Our friends at Interfaith Cooperation Forum have posted their February 2014 Newsletter online. You can view it online at: http://daga.org/icf/faithpeace/issues/140228newsletter.htm.
An elderly woman cries amidst the remains of her home in Cambodia after people in her community of Borei Keila in
Phnom Penh were forcibly evicted in January 2012. (Photo from http://ki-media.blogspot.hk)
The Role of Religions in Society
The author shares his thoughts about the social responsibilities of religion in society and uses his country of Cambodia as an example of some of the social, economic and political problems that arise when people of faith fail to live out their responsibilities. [Read more]
Multilingualism, Social Harmony and the Role of the Teacher
Shree Ram Chaudhari
The ability to speak and understand more than one language not only enhances a person’s ability to communicate with people from other ethnic groups and nationalities, but, as the author makes clear, to also build relationships with them that can foster human and communal bonds, especially in a diverse national context like the author’s native country of Nepal where 122 different languages are spoken. [Read more]
Upcoming Census Is a Grave Threat to National Reconciliation and Should Be Postponed
Normally, holding a national census is an innocuous process that helps define the demographic composition of a country. In Burma, however, conducting a census at this juncture of the country’s history has the potential to increase tensions and perhaps even conflict among different ethnic and religious communities at a time when there are so many other significant issues for the country to address. [Read more]
Betrayal of EDSA: A Throwback to the Martial Law Era?
Edre U. Olalia
It was on Epifanio de los Santos Ave.—more commonly known as EDSA—that the People Power Revolution in the Philippines dethroned Ferdinand Marcos in February 1986 after more than 20 years as the country’s dictatorial president. Now, more than 20 years later, the author asks a very basic and significant question: Has anything changed? If not, another equally basic and significant question arises: Why? [Read more]
‘They Tortured Me, Used Me to Get Reward’

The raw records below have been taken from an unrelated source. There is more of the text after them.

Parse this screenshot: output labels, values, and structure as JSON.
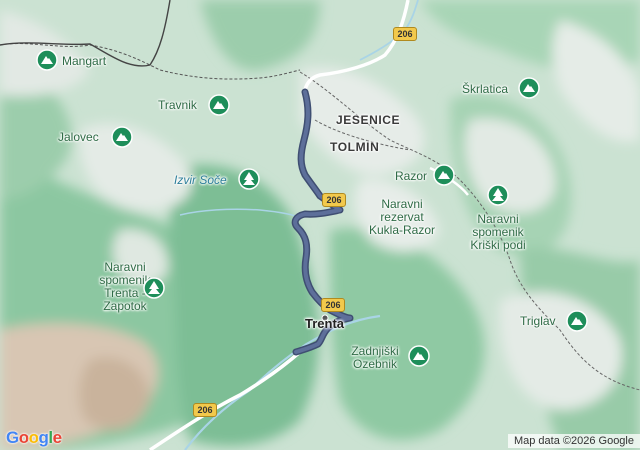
{
  "map": {
    "places": {
      "mangart": "Mangart",
      "travnik": "Travnik",
      "jalovec": "Jalovec",
      "izvir_soce": "Izvir Soče",
      "skrlatica": "Škrlatica",
      "razor": "Razor",
      "kukla_razor": [
        "Naravni",
        "rezervat",
        "Kukla-Razor"
      ],
      "kriski_podi": [
        "Naravni",
        "spomenik",
        "Kriški podi"
      ],
      "trenta_zapotok": [
        "Naravni",
        "spomenik",
        "Trenta -",
        "Zapotok"
      ],
      "triglav": "Triglav",
      "trenta": "Trenta",
      "zadnjiski_ozebnik": [
        "Zadnjiški",
        "Ozebnik"
      ]
    },
    "regions": {
      "jesenice": "JESENICE",
      "tolmin": "TOLMIN"
    },
    "road_shields": [
      "206",
      "206",
      "206",
      "206"
    ],
    "icons": {
      "peak": "mountain-peak-icon",
      "tree": "nature-reserve-icon"
    },
    "colors": {
      "route": "#4e5f86",
      "pin": "#1e8e5a",
      "water": "#a9d4e6",
      "shield": "#f2c94c"
    },
    "attribution": "Map data ©2026 Google",
    "logo": [
      "G",
      "o",
      "o",
      "g",
      "l",
      "e"
    ]
  }
}
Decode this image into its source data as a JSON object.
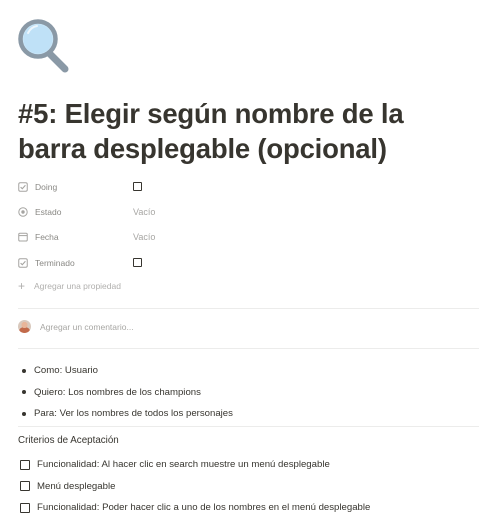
{
  "page": {
    "icon": "magnifying-glass-icon",
    "title": "#5: Elegir según nombre de la barra desplegable (opcional)"
  },
  "properties": [
    {
      "name": "Doing",
      "icon": "checkbox-property-icon",
      "type": "checkbox",
      "checked": false,
      "value": ""
    },
    {
      "name": "Estado",
      "icon": "status-property-icon",
      "type": "status",
      "value": "Vacío"
    },
    {
      "name": "Fecha",
      "icon": "calendar-property-icon",
      "type": "date",
      "value": "Vacío"
    },
    {
      "name": "Terminado",
      "icon": "checkbox-property-icon",
      "type": "checkbox",
      "checked": false,
      "value": ""
    }
  ],
  "add_property": {
    "label": "Agregar una propiedad"
  },
  "comment": {
    "placeholder": "Agregar un comentario..."
  },
  "bullets": [
    "Como: Usuario",
    "Quiero: Los nombres de los champions",
    "Para: Ver los nombres de todos los personajes"
  ],
  "acceptance": {
    "heading": "Criterios de Aceptación",
    "items": [
      {
        "label": "Funcionalidad: Al hacer clic en search muestre un menú desplegable",
        "checked": false
      },
      {
        "label": "Menú desplegable",
        "checked": false
      },
      {
        "label": "Funcionalidad: Poder hacer clic a uno de los nombres en el menú desplegable",
        "checked": false
      }
    ]
  },
  "colors": {
    "text": "#37352f",
    "muted": "#9b9a97",
    "divider": "#ececeb",
    "icon_lens": "#bfe1f7",
    "icon_handle": "#8a99a6"
  }
}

On Jan. 14, 2014, the Court of Appeals’ Fifth Division in the Philippines concluded that Rolly Panesa, a 48-year-old security guard, could not possibly be Benjamin Mendoza, a leader of the Communist Party of the Philippines (CPP), rejecting the claim of the police and soldiers as justification for his arrest.
In its decision, the court hearing Panesa’s petition for habeas corpus rejected the petition by the police and the soldiers that asked the court to reconsider its decision in August 2013. The police and the military appealed the court’s decision in order to allow them to rearrest Panesa.
However, after nearly five months, the court concluded with finality that the police and military could not arrest Rolly Panesa again: “There is no reason for the rearrest of Rolly Panesa.”